┌──

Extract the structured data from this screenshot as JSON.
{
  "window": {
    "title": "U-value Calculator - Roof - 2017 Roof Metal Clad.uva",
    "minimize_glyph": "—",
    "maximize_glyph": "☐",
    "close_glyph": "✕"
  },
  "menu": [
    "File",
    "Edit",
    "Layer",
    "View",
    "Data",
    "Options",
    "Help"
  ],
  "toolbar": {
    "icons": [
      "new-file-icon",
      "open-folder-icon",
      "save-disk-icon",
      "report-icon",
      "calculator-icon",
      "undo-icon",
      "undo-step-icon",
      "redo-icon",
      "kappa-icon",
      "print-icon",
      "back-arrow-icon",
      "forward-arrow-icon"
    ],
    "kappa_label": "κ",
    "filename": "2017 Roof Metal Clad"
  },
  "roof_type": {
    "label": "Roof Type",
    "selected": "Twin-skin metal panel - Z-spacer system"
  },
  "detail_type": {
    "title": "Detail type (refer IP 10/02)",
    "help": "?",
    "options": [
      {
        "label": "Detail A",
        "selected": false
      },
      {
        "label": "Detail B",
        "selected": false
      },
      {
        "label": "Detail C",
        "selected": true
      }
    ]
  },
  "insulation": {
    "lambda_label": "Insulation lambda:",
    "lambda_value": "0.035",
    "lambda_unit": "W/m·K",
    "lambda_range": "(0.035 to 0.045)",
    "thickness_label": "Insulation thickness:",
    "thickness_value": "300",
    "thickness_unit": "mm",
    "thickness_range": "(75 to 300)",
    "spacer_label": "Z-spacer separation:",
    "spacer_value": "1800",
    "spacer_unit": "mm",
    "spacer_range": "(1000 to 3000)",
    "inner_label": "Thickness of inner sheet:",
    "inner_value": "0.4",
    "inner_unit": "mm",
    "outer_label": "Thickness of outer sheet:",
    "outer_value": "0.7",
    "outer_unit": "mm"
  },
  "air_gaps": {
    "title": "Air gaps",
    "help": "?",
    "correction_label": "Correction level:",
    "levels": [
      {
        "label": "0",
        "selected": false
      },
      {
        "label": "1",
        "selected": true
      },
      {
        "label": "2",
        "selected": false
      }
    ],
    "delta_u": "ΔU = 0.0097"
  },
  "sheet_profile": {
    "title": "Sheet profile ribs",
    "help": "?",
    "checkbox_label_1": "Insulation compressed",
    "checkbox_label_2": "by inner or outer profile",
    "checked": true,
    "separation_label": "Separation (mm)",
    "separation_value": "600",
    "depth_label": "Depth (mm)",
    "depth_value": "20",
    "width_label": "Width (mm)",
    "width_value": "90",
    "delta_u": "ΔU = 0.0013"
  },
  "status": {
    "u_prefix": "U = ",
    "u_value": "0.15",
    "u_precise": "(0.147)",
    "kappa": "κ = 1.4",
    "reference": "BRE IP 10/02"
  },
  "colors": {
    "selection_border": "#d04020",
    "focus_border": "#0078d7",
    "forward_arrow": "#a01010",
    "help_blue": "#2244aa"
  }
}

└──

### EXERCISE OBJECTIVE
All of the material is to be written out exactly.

### SOLUTION FOR THIS TASK
Extract the structured data from this screenshot as JSON.
{
  "window": {
    "title": "U-value Calculator - Roof - 2017 Roof Metal Clad.uva",
    "minimize_glyph": "—",
    "maximize_glyph": "☐",
    "close_glyph": "✕"
  },
  "menu": [
    "File",
    "Edit",
    "Layer",
    "View",
    "Data",
    "Options",
    "Help"
  ],
  "toolbar": {
    "icons": [
      "new-file-icon",
      "open-folder-icon",
      "save-disk-icon",
      "report-icon",
      "calculator-icon",
      "undo-icon",
      "undo-step-icon",
      "redo-icon",
      "kappa-icon",
      "print-icon",
      "back-arrow-icon",
      "forward-arrow-icon"
    ],
    "kappa_label": "κ",
    "filename": "2017 Roof Metal Clad"
  },
  "roof_type": {
    "label": "Roof Type",
    "selected": "Twin-skin metal panel - Z-spacer system"
  },
  "detail_type": {
    "title": "Detail type (refer IP 10/02)",
    "help": "?",
    "options": [
      {
        "label": "Detail A",
        "selected": false
      },
      {
        "label": "Detail B",
        "selected": false
      },
      {
        "label": "Detail C",
        "selected": true
      }
    ]
  },
  "insulation": {
    "lambda_label": "Insulation lambda:",
    "lambda_value": "0.035",
    "lambda_unit": "W/m·K",
    "lambda_range": "(0.035 to 0.045)",
    "thickness_label": "Insulation thickness:",
    "thickness_value": "300",
    "thickness_unit": "mm",
    "thickness_range": "(75 to 300)",
    "spacer_label": "Z-spacer separation:",
    "spacer_value": "1800",
    "spacer_unit": "mm",
    "spacer_range": "(1000 to 3000)",
    "inner_label": "Thickness of inner sheet:",
    "inner_value": "0.4",
    "inner_unit": "mm",
    "outer_label": "Thickness of outer sheet:",
    "outer_value": "0.7",
    "outer_unit": "mm"
  },
  "air_gaps": {
    "title": "Air gaps",
    "help": "?",
    "correction_label": "Correction level:",
    "levels": [
      {
        "label": "0",
        "selected": false
      },
      {
        "label": "1",
        "selected": true
      },
      {
        "label": "2",
        "selected": false
      }
    ],
    "delta_u": "ΔU = 0.0097"
  },
  "sheet_profile": {
    "title": "Sheet profile ribs",
    "help": "?",
    "checkbox_label_1": "Insulation compressed",
    "checkbox_label_2": "by inner or outer profile",
    "checked": true,
    "separation_label": "Separation (mm)",
    "separation_value": "600",
    "depth_label": "Depth (mm)",
    "depth_value": "20",
    "width_label": "Width (mm)",
    "width_value": "90",
    "delta_u": "ΔU = 0.0013"
  },
  "status": {
    "u_prefix": "U = ",
    "u_value": "0.15",
    "u_precise": "(0.147)",
    "kappa": "κ = 1.4",
    "reference": "BRE IP 10/02"
  },
  "colors": {
    "selection_border": "#d04020",
    "focus_border": "#0078d7",
    "forward_arrow": "#a01010",
    "help_blue": "#2244aa"
  }
}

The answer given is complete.